On top of that, the RUC reviewed two codes for ambulatory phlebectomy at their April 2018 meeting. New CMS-approved, office-based payment values went into effect for 2020, resulting in an approximate 32% reduction in payment for those two phlebectomy codes. The reduction in the phlebectomy codes’ valuation arose mainly from decreases in physician time, based on physician surveys and CMS insistence upon using the 25th percentile of the reported times. Had the American Vein & Lymphatic Society (AVLS) not identified misvalued and missing supplies in the RUC valuation, the reductions would have been even more significant.
Using Data to Support Payment
In the summer of 2020, CMS announced their proposed part B rule, laying out changes in payment for 2021. The American Vein & Lymphatic Society’s Healthcare Policy Committee conducted a review of the proposed 2021 rule. We had concerns that additional cuts that CMS noted to supply items were likely not typical for the average provider’s prices.
In October, the AVLS and the American Venous Forum (AVF) submitted a comment letter to CMS. We supplied several redacted invoices from random practices to provide evidence as to typical market pricing. Based on feedback from the AVLS, AVF, and other commenters, CMS published their final 2021 Rule in early December. CMS made 2021/2022 supply adjustments to the price of radiofrequency catheters, radiofrequency introducers and endovenous laser kits. These new supply prices will help stabilize payments in 2021 and 2022, and the AVLS health care policy committee feels that the revised supply inputs are more in line with typical pricing.
Late December—Congress saves the Day!
When CMS issued the 2021 “final rule” for the Part B program in early December, payment for most medical procedures was still going to drop sharply due to CMS’s mandated budget neutrality requirement for Part B overall payment. The revised and new 2021 evaluation & management (E&M) codes were going to move payment out of procedures and into E&M on a national scale.

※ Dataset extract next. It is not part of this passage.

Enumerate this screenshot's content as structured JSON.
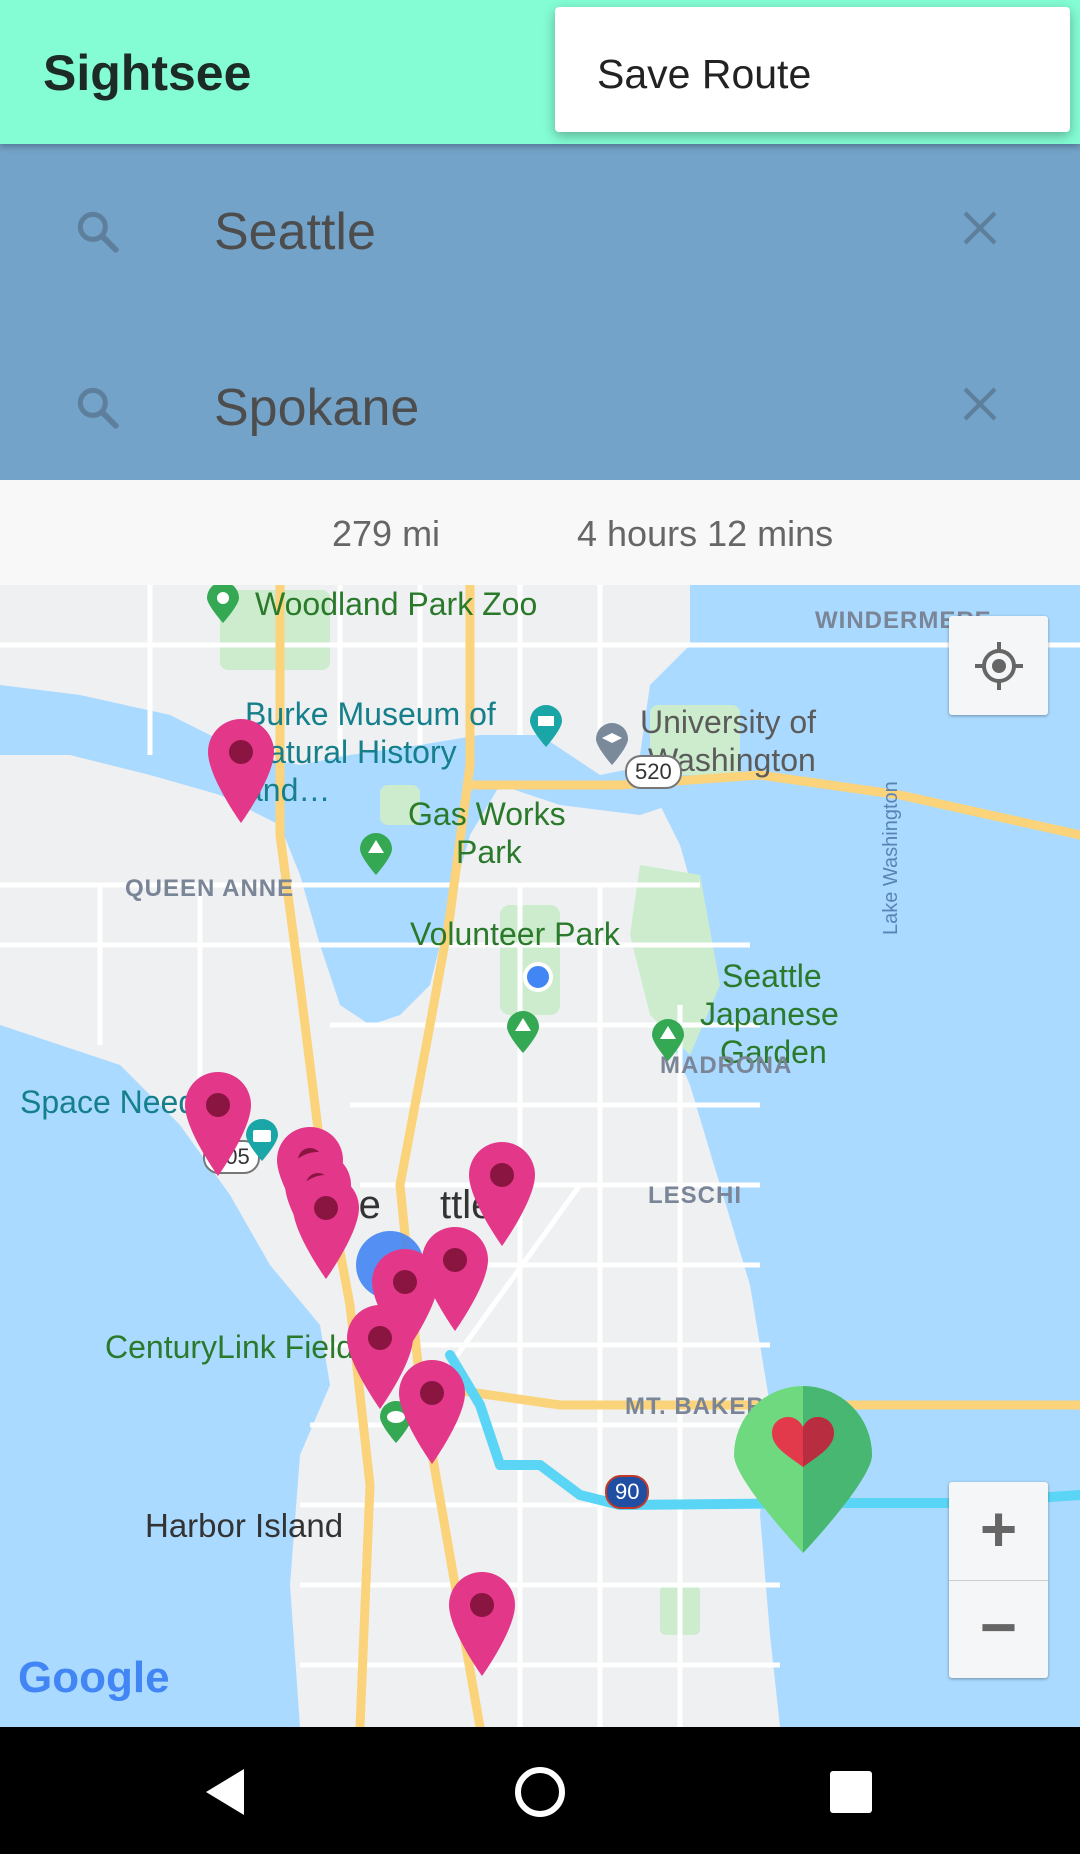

On December 22, 2020, the President signed into law the Consolidated Appropriations Act, a comprehensive omnibus spending package that funded the federal government through FY 2021, provided a new round of COVID relief and economic stimulus, and made adjustments to the 2021 cuts to procedures that were announced in early December. The Act delayed several budget actions that would have impacted payment. For 2021, the revised conversion factor is still 3.3% lower than the 2020 physician fee schedule conversation factor (PFS CF) of $36.0896. This late federal action was very welcome, as it averted major 2021 cuts, but both the annual and the long-term fiscal fix to Medicare physician payment will need to be fought again for 2022.
Past Performance is not indicative of Future Returns
We have heard this phrase when saving for our retirement and deciding where to invest retirement funds. However, because of the AVLS and other committed partners’ actions, we could advocate for fair payment for 2021 and 2022 for our essential thermal procedures. Are we content with current payment rates? No, of course not, but we are guided by data and what we think is a typical practice in the field. We are working every day to ensure that members get fair treatment and appropriate reimbursement.